- DATASET RECORDS -
- - - - - - -

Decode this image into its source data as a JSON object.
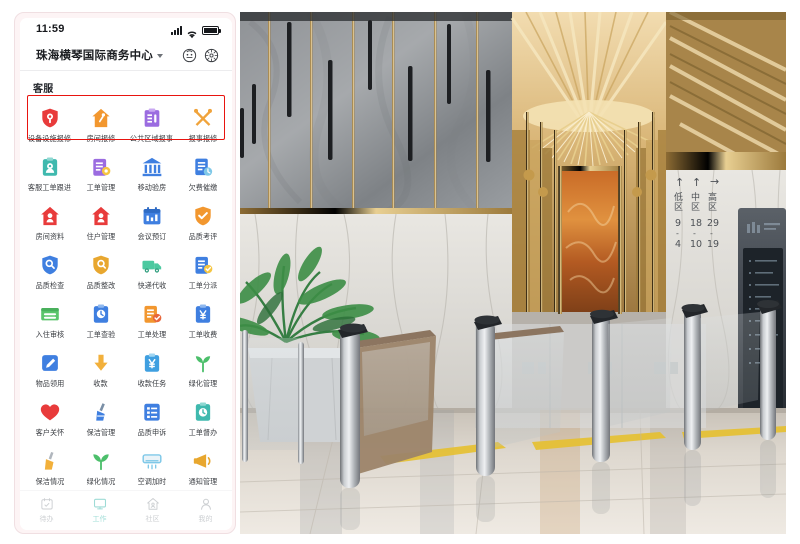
{
  "phone": {
    "status_bar": {
      "time": "11:59",
      "signal_icon": "signal-bars-icon",
      "wifi_icon": "wifi-icon",
      "battery_icon": "battery-full-icon"
    },
    "header": {
      "project_title": "珠海横琴国际商务中心",
      "dropdown_icon": "chevron-down-icon",
      "service_icon": "customer-face-icon",
      "settings_icon": "settings-flower-icon"
    },
    "section": {
      "title": "客服",
      "highlight_color": "#e8140f"
    },
    "grid": [
      {
        "label": "设备设施报修",
        "icon": "shield-alert-icon",
        "color": "#e83b3b"
      },
      {
        "label": "房间报修",
        "icon": "house-wrench-icon",
        "color": "#f2972f"
      },
      {
        "label": "公共区域报事",
        "icon": "clipboard-list-icon",
        "color": "#9b6ce0"
      },
      {
        "label": "报事报修",
        "icon": "crossed-tools-icon",
        "color": "#f0a33b"
      },
      {
        "label": "客服工单跟进",
        "icon": "clipboard-user-icon",
        "color": "#3fb9ae"
      },
      {
        "label": "工单管理",
        "icon": "clipboard-gear-icon",
        "color": "#9b6ce0"
      },
      {
        "label": "移动验房",
        "icon": "bank-building-icon",
        "color": "#3f7fe0"
      },
      {
        "label": "欠费催缴",
        "icon": "bill-overdue-icon",
        "color": "#3f7fe0"
      },
      {
        "label": "房间资料",
        "icon": "house-person-icon",
        "color": "#e83b3b"
      },
      {
        "label": "住户管理",
        "icon": "house-resident-icon",
        "color": "#e83b3b"
      },
      {
        "label": "会议预订",
        "icon": "calendar-meeting-icon",
        "color": "#3f7fe0"
      },
      {
        "label": "品质考评",
        "icon": "shield-check-icon",
        "color": "#f2972f"
      },
      {
        "label": "品质检查",
        "icon": "shield-search-icon",
        "color": "#3f7fe0"
      },
      {
        "label": "品质整改",
        "icon": "shield-edit-icon",
        "color": "#e8a72f"
      },
      {
        "label": "快递代收",
        "icon": "delivery-truck-icon",
        "color": "#4cc9a0"
      },
      {
        "label": "工单分派",
        "icon": "clipboard-assign-icon",
        "color": "#3f7fe0"
      },
      {
        "label": "入住审核",
        "icon": "checkin-desk-icon",
        "color": "#5bc56b"
      },
      {
        "label": "工单查验",
        "icon": "clipboard-check-icon",
        "color": "#3f7fe0"
      },
      {
        "label": "工单处理",
        "icon": "clipboard-done-icon",
        "color": "#f2972f"
      },
      {
        "label": "工单收费",
        "icon": "clipboard-yuan-icon",
        "color": "#3f7fe0"
      },
      {
        "label": "物品领用",
        "icon": "pen-square-icon",
        "color": "#3f7fe0"
      },
      {
        "label": "收款",
        "icon": "down-arrow-icon",
        "color": "#f2b03b"
      },
      {
        "label": "收款任务",
        "icon": "yuan-task-icon",
        "color": "#3f9fe0"
      },
      {
        "label": "绿化管理",
        "icon": "plant-leaf-icon",
        "color": "#4cbf6b"
      },
      {
        "label": "客户关怀",
        "icon": "heart-icon",
        "color": "#e83b3b"
      },
      {
        "label": "保洁管理",
        "icon": "broom-icon",
        "color": "#3f7fe0"
      },
      {
        "label": "品质申诉",
        "icon": "list-appeal-icon",
        "color": "#3f7fe0"
      },
      {
        "label": "工单督办",
        "icon": "clipboard-watch-icon",
        "color": "#3fb9ae"
      },
      {
        "label": "保洁情况",
        "icon": "mop-icon",
        "color": "#f2b03b"
      },
      {
        "label": "绿化情况",
        "icon": "leaf-pair-icon",
        "color": "#4cbf6b"
      },
      {
        "label": "空调加时",
        "icon": "air-conditioner-icon",
        "color": "#7fc8e8"
      },
      {
        "label": "通知管理",
        "icon": "megaphone-icon",
        "color": "#e8a72f"
      }
    ],
    "tabbar": [
      {
        "label": "待办",
        "icon": "calendar-todo-icon",
        "active": false
      },
      {
        "label": "工作",
        "icon": "monitor-work-icon",
        "active": true
      },
      {
        "label": "社区",
        "icon": "community-home-icon",
        "active": false
      },
      {
        "label": "我的",
        "icon": "user-profile-icon",
        "active": false
      }
    ]
  },
  "photo": {
    "description": "office-lobby-photo",
    "directory_sign": {
      "zones": [
        {
          "arrow": "↑",
          "name": "低区",
          "range_top": "9",
          "range_bottom": "4"
        },
        {
          "arrow": "↑",
          "name": "中区",
          "range_top": "18",
          "range_bottom": "10"
        },
        {
          "arrow": "→",
          "name": "高区",
          "range_top": "29",
          "range_bottom": "19"
        }
      ]
    },
    "elements": {
      "turnstiles": "speed-gate-turnstiles",
      "plant": "potted-palm-plant",
      "display_panel": "digital-directory-panel",
      "ceiling_light": "gold-chandelier",
      "artwork": "amber-wall-artwork"
    }
  }
}
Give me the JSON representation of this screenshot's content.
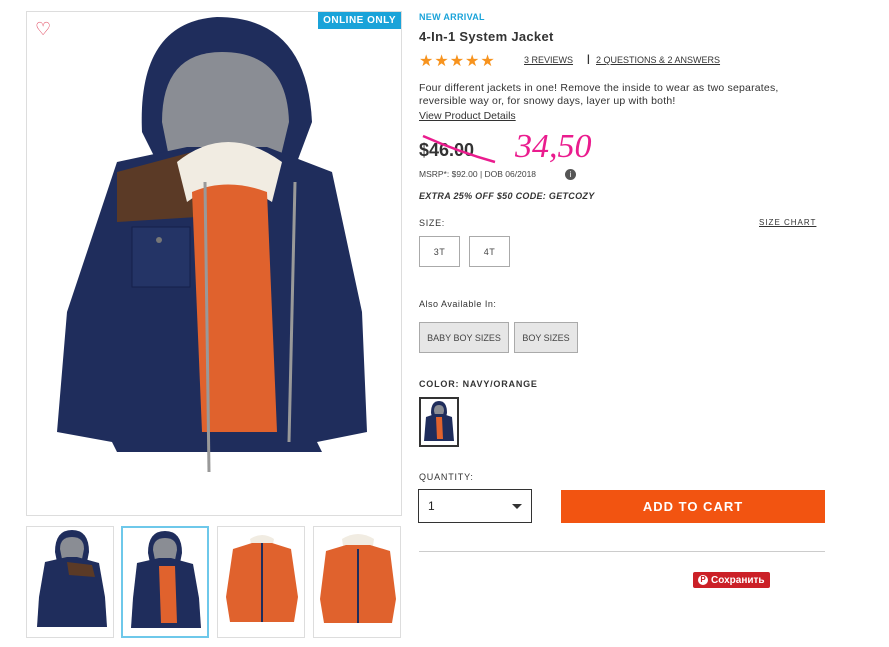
{
  "product": {
    "badge": "ONLINE ONLY",
    "label": "NEW ARRIVAL",
    "title": "4-In-1 System Jacket",
    "stars": "★★★★★",
    "reviews_link": "3 REVIEWS",
    "separator": "|",
    "qa_link": "2 QUESTIONS & 2 ANSWERS",
    "description": "Four different jackets in one! Remove the inside to wear as two separates, reversible way or, for snowy days, layer up with both!",
    "details_link": "View Product Details",
    "old_price": "$46.00",
    "new_price_handwritten": "34,50",
    "msrp_line": "MSRP*: $92.00 | DOB 06/2018",
    "info_icon": "i",
    "promo": "EXTRA 25% OFF $50 CODE: GETCOZY"
  },
  "size": {
    "label": "SIZE:",
    "chart_link": "SIZE CHART",
    "options": [
      "3T",
      "4T"
    ]
  },
  "also_available": {
    "label": "Also Available In:",
    "options": [
      "BABY BOY SIZES",
      "BOY SIZES"
    ]
  },
  "color": {
    "label": "COLOR: NAVY/ORANGE"
  },
  "quantity": {
    "label": "QUANTITY:",
    "value": "1"
  },
  "cart": {
    "button": "ADD TO CART"
  },
  "pinterest": {
    "icon": "P",
    "label": "Сохранить"
  },
  "colors": {
    "accent_blue": "#1aa3d9",
    "star": "#f7931e",
    "cart": "#f25411",
    "handwritten_price": "#ea1c8e",
    "jacket_navy": "#1f2d5c",
    "fleece_orange": "#e0622d"
  }
}
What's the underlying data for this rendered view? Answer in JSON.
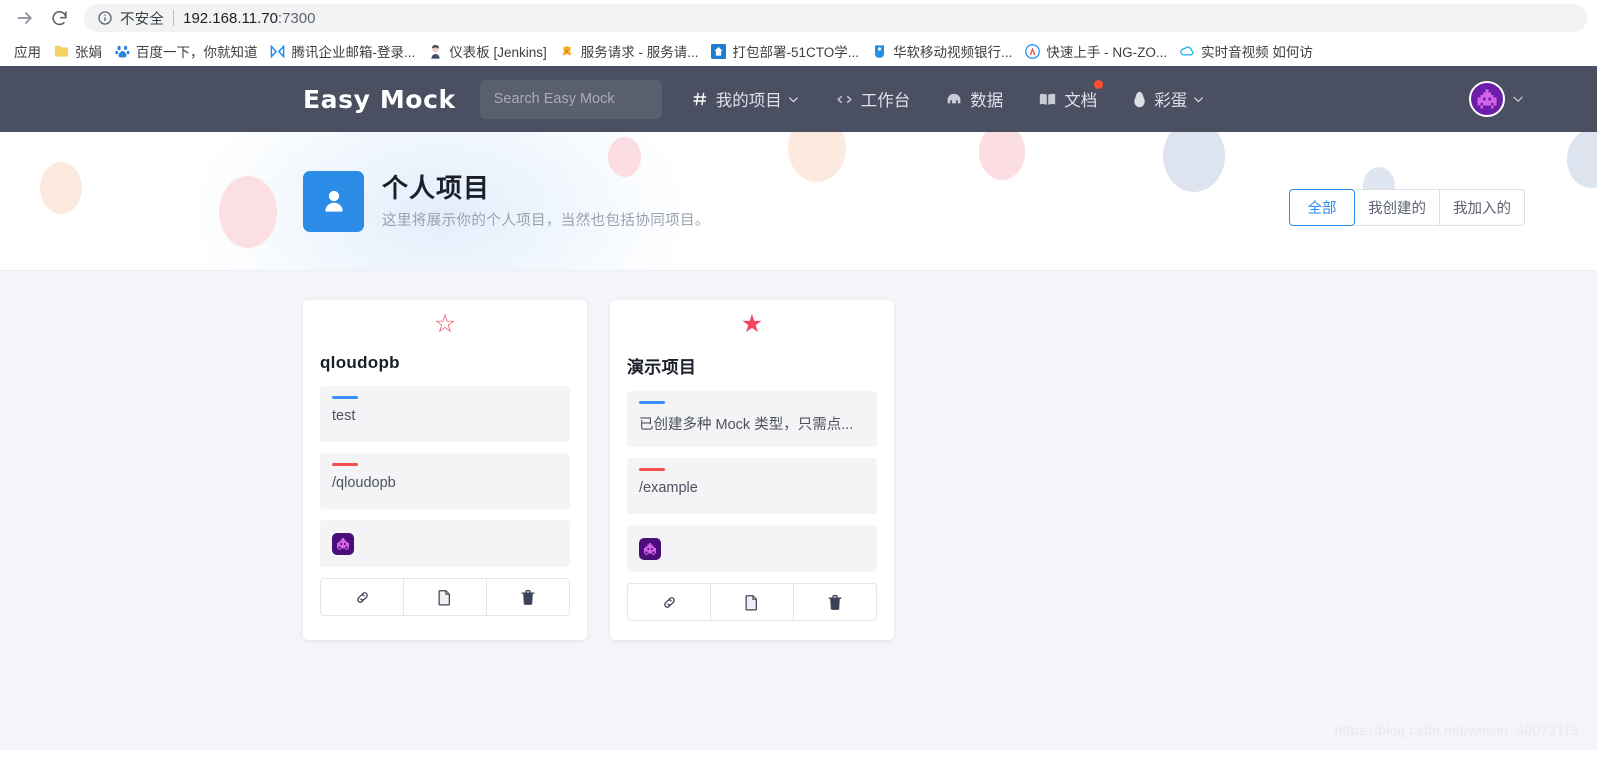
{
  "browser": {
    "forward_icon": "forward-arrow-icon",
    "reload_icon": "reload-icon",
    "info_icon": "info-circle-icon",
    "security_label": "不安全",
    "url_host": "192.168.11.70",
    "url_port": ":7300",
    "bookmarks": [
      {
        "label": "应用",
        "icon": "apps-icon",
        "glyph": ""
      },
      {
        "label": "张娟",
        "icon": "folder-icon",
        "glyph": ""
      },
      {
        "label": "百度一下，你就知道",
        "icon": "baidu-icon",
        "glyph": "熊"
      },
      {
        "label": "腾讯企业邮箱-登录...",
        "icon": "tencent-exmail-icon",
        "glyph": "✉"
      },
      {
        "label": "仪表板 [Jenkins]",
        "icon": "jenkins-icon",
        "glyph": "J"
      },
      {
        "label": "服务请求 - 服务请...",
        "icon": "service-request-icon",
        "glyph": "✿"
      },
      {
        "label": "打包部署-51CTO学...",
        "icon": "cto51-icon",
        "glyph": "⌂"
      },
      {
        "label": "华软移动视频银行...",
        "icon": "huaruan-video-bank-icon",
        "glyph": "❂"
      },
      {
        "label": "快速上手 - NG-ZO...",
        "icon": "ng-zorro-icon",
        "glyph": "A"
      },
      {
        "label": "实时音视频 如何访",
        "icon": "realtime-av-icon",
        "glyph": "☁"
      }
    ]
  },
  "navbar": {
    "brand": "Easy Mock",
    "search_placeholder": "Search Easy Mock",
    "links": [
      {
        "label": "我的项目",
        "icon": "hash-icon",
        "glyph": "#",
        "chevron": true,
        "badge": false
      },
      {
        "label": "工作台",
        "icon": "code-brackets-icon",
        "glyph": "↔",
        "chevron": false,
        "badge": false
      },
      {
        "label": "数据",
        "icon": "database-icon",
        "glyph": "▣",
        "chevron": false,
        "badge": false
      },
      {
        "label": "文档",
        "icon": "book-icon",
        "glyph": "▥",
        "chevron": false,
        "badge": true
      },
      {
        "label": "彩蛋",
        "icon": "egg-icon",
        "glyph": "◗",
        "chevron": true,
        "badge": false
      }
    ],
    "avatar_name": "user-avatar-identicon",
    "avatar_chevron_icon": "chevron-down-icon"
  },
  "hero": {
    "icon_name": "person-avatar-icon",
    "title": "个人项目",
    "subtitle": "这里将展示你的个人项目，当然也包括协同项目。",
    "filters": [
      {
        "label": "全部",
        "active": true
      },
      {
        "label": "我创建的",
        "active": false
      },
      {
        "label": "我加入的",
        "active": false
      }
    ]
  },
  "projects": [
    {
      "name": "qloudopb",
      "starred": false,
      "star_glyph": "☆",
      "description": "test",
      "base_url": "/qloudopb",
      "members": 1,
      "actions": [
        {
          "name": "copy-link-action",
          "glyph": "🔗"
        },
        {
          "name": "clone-project-action",
          "glyph": "📋"
        },
        {
          "name": "delete-project-action",
          "glyph": "🗑"
        }
      ]
    },
    {
      "name": "演示项目",
      "starred": true,
      "star_glyph": "★",
      "description": "已创建多种 Mock 类型，只需点...",
      "base_url": "/example",
      "members": 1,
      "actions": [
        {
          "name": "copy-link-action",
          "glyph": "🔗"
        },
        {
          "name": "clone-project-action",
          "glyph": "📋"
        },
        {
          "name": "delete-project-action",
          "glyph": "🗑"
        }
      ]
    }
  ],
  "watermark": "https://blog.csdn.net/weixin_40073115",
  "colors": {
    "navbar_bg": "#4a4f61",
    "page_bg": "#f4f5f9",
    "accent_blue": "#2d8cf0",
    "hero_icon_blue": "#2b8ce8",
    "star_red": "#f5475f",
    "field_blue": "#3e8ef7",
    "field_red": "#f2514f",
    "badge_red": "#ff4d2d",
    "avatar_purple": "#6b1fa8"
  }
}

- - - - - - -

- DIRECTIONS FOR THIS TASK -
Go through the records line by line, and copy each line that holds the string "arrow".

- SOLUTION FOR THIS EXERCISE -
        "icon": "down-arrow-icon",
          "arrow": "↑",
          "arrow": "↑",
          "arrow": "→",
    "forward_icon": "forward-arrow-icon",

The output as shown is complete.